The pangolin was discovered near a service road in Tai Po by a member of the public, who then rang up the Police. The animal was sent to the Rescue Centre for a health check. It was an adult male, and arrived in good shape. After conducting a thorough veterinary examination, the rescue staff released the pangolin back to the wild on the afternoon of the same day.

‘It was in good condition and looking very bright. To minimise human contact with the pangolin and to allow it to quickly re-adapt to its natural surroundings, we decided to release it straight away,’ said Tan Kit Sun, KFBG Senior Conservation Officer.

‘It’s good to know that they are still out there, and it’s really exciting to see a live one. It’s been nine years since the Rescue Centre last received a live Chinese Pangolin.’


Not all pangolins are so lucky! In Asia, pangolins face loss of habitat and severe threats from poaching. They are hunted down for their meat and scales, which are made into a powder as an ingredient in the Traditional Chinese Medicines. Illegal wildlife trafficking has been so rampant that the Asian species are quickly disappearing in the wild.


Scaly Anteaters

Pangolins are scaly anteaters. They are burrowing mammals found in Asia and Africa. There are eight pangolin species in the world, and Hong Kong is home to the Chinese Pangolin (Manis pentadactyla). Its distribution ranges from the Himalayan regions to South and Southeast Asia.

It is currently listed as Endangered (EN) by the International Union for Conservation of Nature (IUCN) Red List, and is also listed on Appendix II of the Convention on International Trade in Endangered Species of Wild Fauna and Flora (CITES), but with a zero quota, i.e., no international commercial trade is permitted for the species.


In early April 2011, the Hong Kong Customs and Excise Department intercepted a large shipment of 202 pangolins, all frozen and de-scaled. It is believed that they were smuggled from Indonesia and destined for mainland China.

‘It was horrifying to see these gentle and unique animals killed in such a cruel way,’ sighed Dr. Michael Lau, KFBG Senior Conservation Officer. ‘Some of them were so small that they must have been babies clinging to their mother’s back and had been caught and killed together. Even a caring mother with body armour perfected through millions of years of evolution cannot be saved from persecution by humans.’
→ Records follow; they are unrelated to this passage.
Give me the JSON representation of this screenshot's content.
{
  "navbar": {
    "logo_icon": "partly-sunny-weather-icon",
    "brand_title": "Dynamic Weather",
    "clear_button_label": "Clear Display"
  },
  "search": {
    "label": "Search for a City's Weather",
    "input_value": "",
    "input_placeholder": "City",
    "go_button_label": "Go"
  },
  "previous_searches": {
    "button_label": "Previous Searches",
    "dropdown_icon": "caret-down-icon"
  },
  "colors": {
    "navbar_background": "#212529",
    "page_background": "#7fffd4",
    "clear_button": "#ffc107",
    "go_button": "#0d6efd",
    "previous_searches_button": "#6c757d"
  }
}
About a month later, Michael Lau encountered another dead pangolin as he was carrying
out a survey for illegal turtle traps in the New Territories. It was caught in a gin trap. ‘It must have died a very slow and painful death from the loss of blood from its leg injury and infections to the wound. The hunter who laid the trap was targeting pangolins as it was placed close to its burrow. The hunter was probably trapping over a wide area and did not bother to check the traps regularly.

‘With the growing demand for exotic wildlife in South China, I am worried about the possibility of a surge in illegal trapping in our countryside. It’s just sad and outrageous,’ said Michael. Chinese Pangolins are protected by law in Hong Kong and it is also illegal to do any hunting or to carry out trapping activities.

How You Can Help

Extinction is forever, once the species is gone, there is no way we can bring it back to life. Think twice before you purchase or consume any wildlife products.

Do report to the Agriculture, Fisheries and Conservation Department (AFCD) at (852) 2150 6978 or KFBG at (852) 2483 7136 / (852) 6713 9881 if you discover any illegal wildlife trade and trapping activities.

Do your part to help save our wildlife.